DIRECTIONS FOR THIS TASK
This task calls for copying every line in the data below that contains the word "icon".

RECORDS FOR THIS TASK
● ● ● ● ● ● ●
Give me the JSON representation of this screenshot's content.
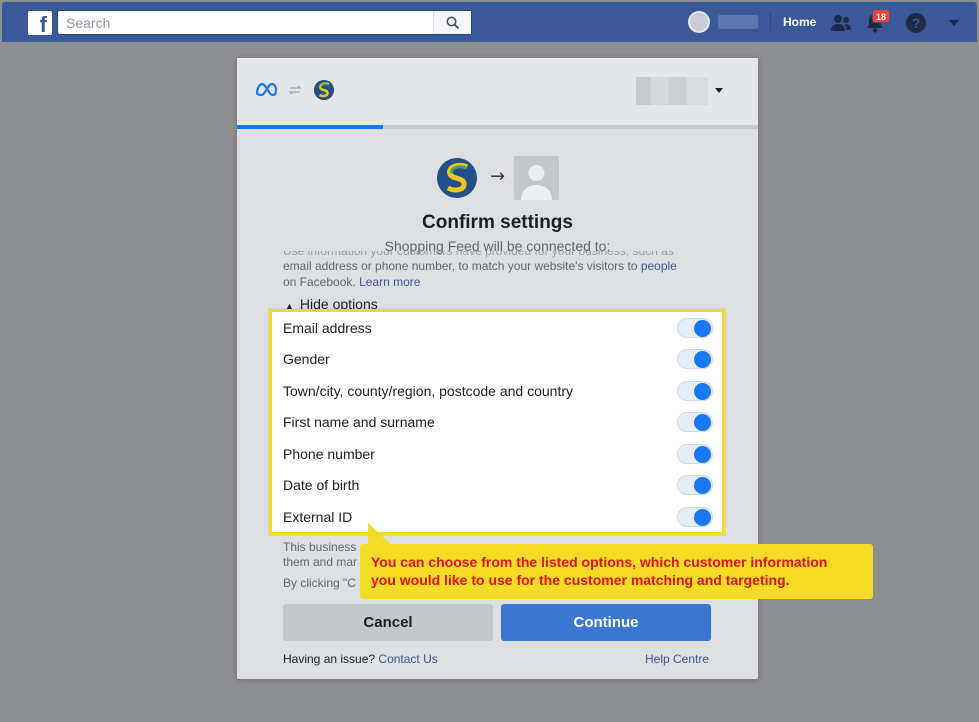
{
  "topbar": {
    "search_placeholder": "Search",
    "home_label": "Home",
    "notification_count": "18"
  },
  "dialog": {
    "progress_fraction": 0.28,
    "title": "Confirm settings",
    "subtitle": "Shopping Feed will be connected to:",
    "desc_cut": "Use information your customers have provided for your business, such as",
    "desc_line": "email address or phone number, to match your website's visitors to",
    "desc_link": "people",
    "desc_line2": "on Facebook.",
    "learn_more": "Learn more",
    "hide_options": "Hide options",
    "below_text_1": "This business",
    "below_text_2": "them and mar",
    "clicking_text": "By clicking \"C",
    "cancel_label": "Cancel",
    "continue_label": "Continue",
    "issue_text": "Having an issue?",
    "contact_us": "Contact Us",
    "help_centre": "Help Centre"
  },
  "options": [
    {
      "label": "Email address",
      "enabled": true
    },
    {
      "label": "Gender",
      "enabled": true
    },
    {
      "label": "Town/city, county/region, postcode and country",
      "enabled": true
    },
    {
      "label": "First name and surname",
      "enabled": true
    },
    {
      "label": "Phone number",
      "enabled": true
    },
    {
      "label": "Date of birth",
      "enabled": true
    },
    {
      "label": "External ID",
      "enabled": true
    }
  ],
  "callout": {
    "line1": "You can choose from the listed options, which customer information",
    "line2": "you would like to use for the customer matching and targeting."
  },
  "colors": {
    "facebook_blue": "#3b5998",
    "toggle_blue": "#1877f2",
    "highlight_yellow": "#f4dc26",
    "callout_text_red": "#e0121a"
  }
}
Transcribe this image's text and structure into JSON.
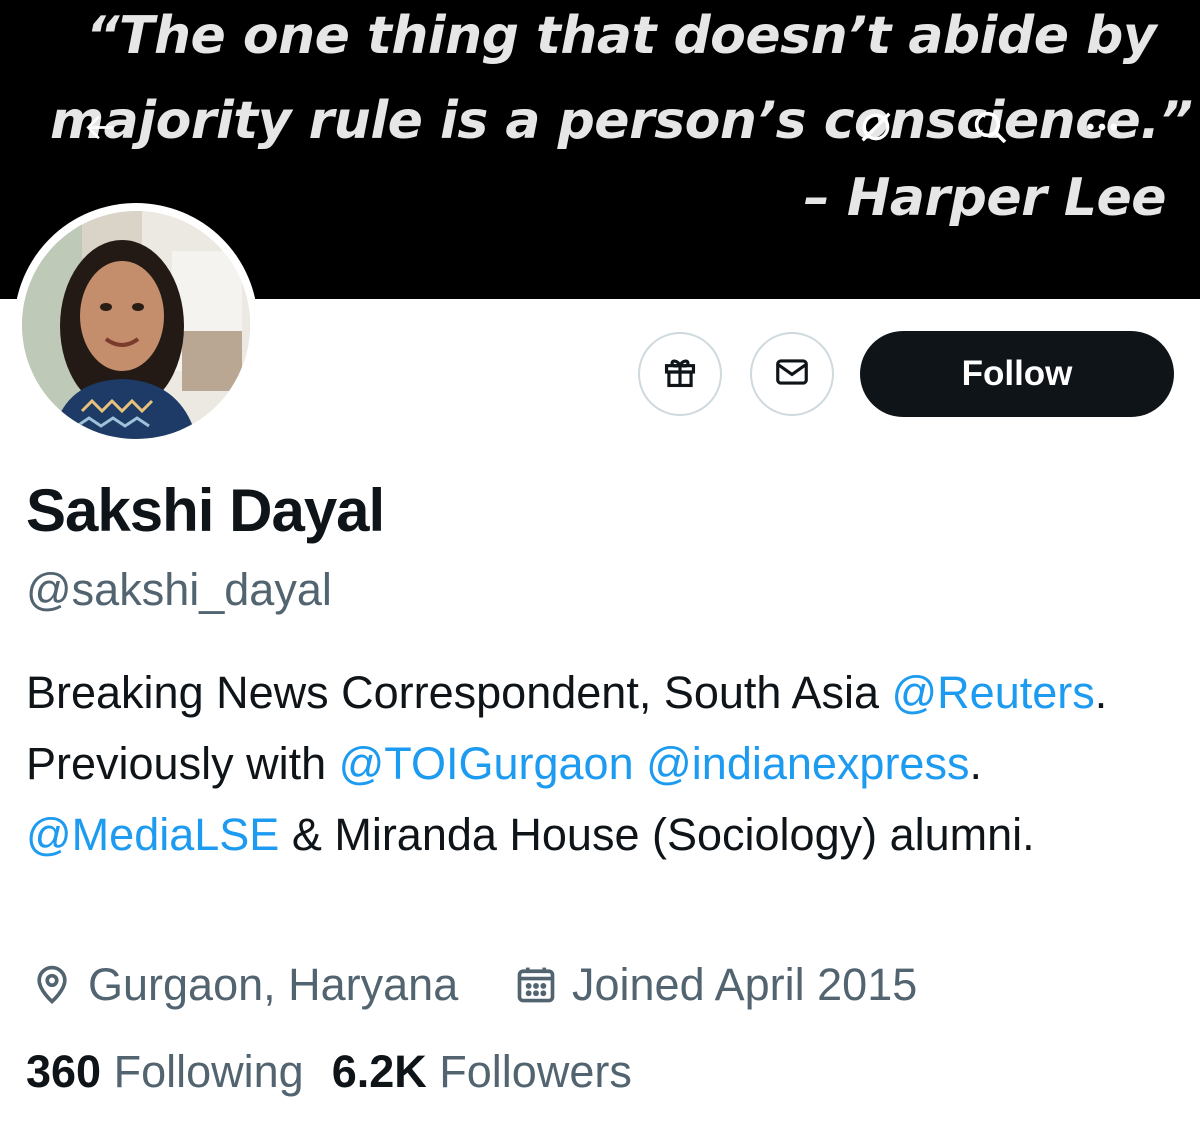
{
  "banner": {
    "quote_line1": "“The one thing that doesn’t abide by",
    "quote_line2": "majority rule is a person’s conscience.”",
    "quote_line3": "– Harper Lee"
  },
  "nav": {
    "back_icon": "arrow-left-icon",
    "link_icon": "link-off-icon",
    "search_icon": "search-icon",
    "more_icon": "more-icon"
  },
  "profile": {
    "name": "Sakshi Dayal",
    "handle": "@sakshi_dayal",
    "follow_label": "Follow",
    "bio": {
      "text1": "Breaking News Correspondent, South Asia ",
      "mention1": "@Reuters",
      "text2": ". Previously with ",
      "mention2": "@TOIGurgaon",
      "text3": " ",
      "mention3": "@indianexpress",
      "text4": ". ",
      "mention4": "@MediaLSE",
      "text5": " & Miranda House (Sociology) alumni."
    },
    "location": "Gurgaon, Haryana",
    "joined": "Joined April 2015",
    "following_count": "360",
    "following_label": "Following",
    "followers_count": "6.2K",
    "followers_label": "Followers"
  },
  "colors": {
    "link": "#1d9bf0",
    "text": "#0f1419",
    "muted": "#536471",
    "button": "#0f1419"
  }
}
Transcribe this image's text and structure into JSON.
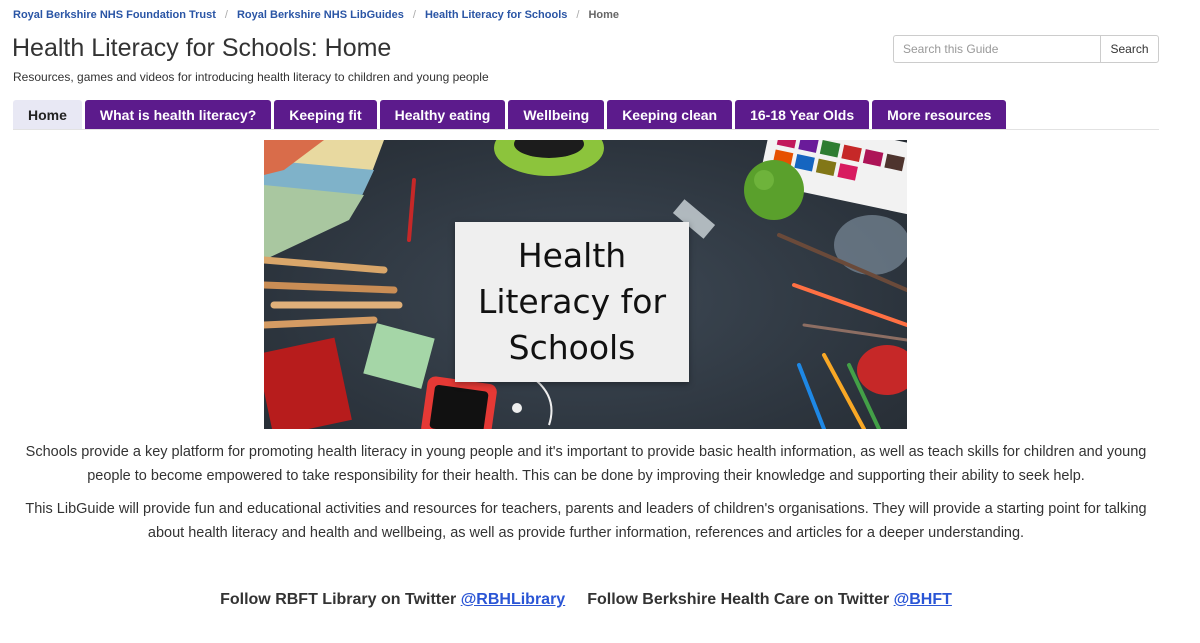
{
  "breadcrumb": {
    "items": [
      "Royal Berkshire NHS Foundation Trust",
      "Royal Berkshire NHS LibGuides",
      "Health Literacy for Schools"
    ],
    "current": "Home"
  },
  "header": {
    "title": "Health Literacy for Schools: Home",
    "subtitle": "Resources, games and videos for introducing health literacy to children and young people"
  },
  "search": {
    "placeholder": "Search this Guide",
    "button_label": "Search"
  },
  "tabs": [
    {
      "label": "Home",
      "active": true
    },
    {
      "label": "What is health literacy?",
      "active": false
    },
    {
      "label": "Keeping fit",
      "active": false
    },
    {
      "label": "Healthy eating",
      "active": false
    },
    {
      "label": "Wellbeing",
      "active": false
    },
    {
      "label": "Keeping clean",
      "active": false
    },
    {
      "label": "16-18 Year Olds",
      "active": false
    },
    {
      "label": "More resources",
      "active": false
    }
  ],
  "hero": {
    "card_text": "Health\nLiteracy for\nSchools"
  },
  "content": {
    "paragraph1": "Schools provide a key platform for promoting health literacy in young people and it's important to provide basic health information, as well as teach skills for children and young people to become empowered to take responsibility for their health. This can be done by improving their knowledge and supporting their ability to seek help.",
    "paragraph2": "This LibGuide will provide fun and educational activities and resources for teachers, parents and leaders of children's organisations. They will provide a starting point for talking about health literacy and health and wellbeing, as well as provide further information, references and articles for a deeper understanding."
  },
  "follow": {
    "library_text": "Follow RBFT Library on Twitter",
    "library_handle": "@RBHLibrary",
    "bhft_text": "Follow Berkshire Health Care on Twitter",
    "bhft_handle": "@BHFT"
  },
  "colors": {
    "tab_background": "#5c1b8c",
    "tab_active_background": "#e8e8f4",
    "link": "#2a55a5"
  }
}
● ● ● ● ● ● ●
RESPONSE TO THE EXERCISE
    "back_icon": "arrow-left-icon",
    "link_icon": "link-off-icon",
    "search_icon": "search-icon",
    "more_icon": "more-icon"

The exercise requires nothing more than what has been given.